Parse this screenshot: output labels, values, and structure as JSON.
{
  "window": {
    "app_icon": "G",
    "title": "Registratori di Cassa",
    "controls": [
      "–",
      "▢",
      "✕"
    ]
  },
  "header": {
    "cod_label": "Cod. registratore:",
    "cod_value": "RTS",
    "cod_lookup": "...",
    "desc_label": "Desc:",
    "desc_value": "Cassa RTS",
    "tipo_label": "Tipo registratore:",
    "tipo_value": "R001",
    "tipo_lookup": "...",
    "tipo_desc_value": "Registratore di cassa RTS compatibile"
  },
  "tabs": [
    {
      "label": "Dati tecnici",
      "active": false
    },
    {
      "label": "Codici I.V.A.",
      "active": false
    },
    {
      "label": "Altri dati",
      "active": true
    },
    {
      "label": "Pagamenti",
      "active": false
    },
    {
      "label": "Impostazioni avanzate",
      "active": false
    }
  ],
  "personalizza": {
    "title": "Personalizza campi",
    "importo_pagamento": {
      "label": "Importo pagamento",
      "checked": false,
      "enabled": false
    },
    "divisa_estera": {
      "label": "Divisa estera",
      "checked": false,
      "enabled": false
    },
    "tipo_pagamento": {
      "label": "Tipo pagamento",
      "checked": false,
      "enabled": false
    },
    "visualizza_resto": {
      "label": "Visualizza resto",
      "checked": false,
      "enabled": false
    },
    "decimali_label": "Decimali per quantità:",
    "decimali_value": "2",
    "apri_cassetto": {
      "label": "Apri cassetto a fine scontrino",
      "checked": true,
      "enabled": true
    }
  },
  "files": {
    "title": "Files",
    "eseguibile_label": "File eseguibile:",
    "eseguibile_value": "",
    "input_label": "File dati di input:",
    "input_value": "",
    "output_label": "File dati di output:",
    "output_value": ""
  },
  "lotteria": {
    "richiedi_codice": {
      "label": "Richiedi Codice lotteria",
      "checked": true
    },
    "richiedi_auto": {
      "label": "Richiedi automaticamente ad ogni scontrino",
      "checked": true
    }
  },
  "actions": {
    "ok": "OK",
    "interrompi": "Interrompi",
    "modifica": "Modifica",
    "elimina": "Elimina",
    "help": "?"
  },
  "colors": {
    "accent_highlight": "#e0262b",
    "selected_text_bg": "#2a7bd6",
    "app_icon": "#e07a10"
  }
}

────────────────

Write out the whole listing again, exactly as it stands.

● **Expected answer**
Parse this screenshot: output labels, values, and structure as JSON.
{
  "window": {
    "app_icon": "G",
    "title": "Registratori di Cassa",
    "controls": [
      "–",
      "▢",
      "✕"
    ]
  },
  "header": {
    "cod_label": "Cod. registratore:",
    "cod_value": "RTS",
    "cod_lookup": "...",
    "desc_label": "Desc:",
    "desc_value": "Cassa RTS",
    "tipo_label": "Tipo registratore:",
    "tipo_value": "R001",
    "tipo_lookup": "...",
    "tipo_desc_value": "Registratore di cassa RTS compatibile"
  },
  "tabs": [
    {
      "label": "Dati tecnici",
      "active": false
    },
    {
      "label": "Codici I.V.A.",
      "active": false
    },
    {
      "label": "Altri dati",
      "active": true
    },
    {
      "label": "Pagamenti",
      "active": false
    },
    {
      "label": "Impostazioni avanzate",
      "active": false
    }
  ],
  "personalizza": {
    "title": "Personalizza campi",
    "importo_pagamento": {
      "label": "Importo pagamento",
      "checked": false,
      "enabled": false
    },
    "divisa_estera": {
      "label": "Divisa estera",
      "checked": false,
      "enabled": false
    },
    "tipo_pagamento": {
      "label": "Tipo pagamento",
      "checked": false,
      "enabled": false
    },
    "visualizza_resto": {
      "label": "Visualizza resto",
      "checked": false,
      "enabled": false
    },
    "decimali_label": "Decimali per quantità:",
    "decimali_value": "2",
    "apri_cassetto": {
      "label": "Apri cassetto a fine scontrino",
      "checked": true,
      "enabled": true
    }
  },
  "files": {
    "title": "Files",
    "eseguibile_label": "File eseguibile:",
    "eseguibile_value": "",
    "input_label": "File dati di input:",
    "input_value": "",
    "output_label": "File dati di output:",
    "output_value": ""
  },
  "lotteria": {
    "richiedi_codice": {
      "label": "Richiedi Codice lotteria",
      "checked": true
    },
    "richiedi_auto": {
      "label": "Richiedi automaticamente ad ogni scontrino",
      "checked": true
    }
  },
  "actions": {
    "ok": "OK",
    "interrompi": "Interrompi",
    "modifica": "Modifica",
    "elimina": "Elimina",
    "help": "?"
  },
  "colors": {
    "accent_highlight": "#e0262b",
    "selected_text_bg": "#2a7bd6",
    "app_icon": "#e07a10"
  }
}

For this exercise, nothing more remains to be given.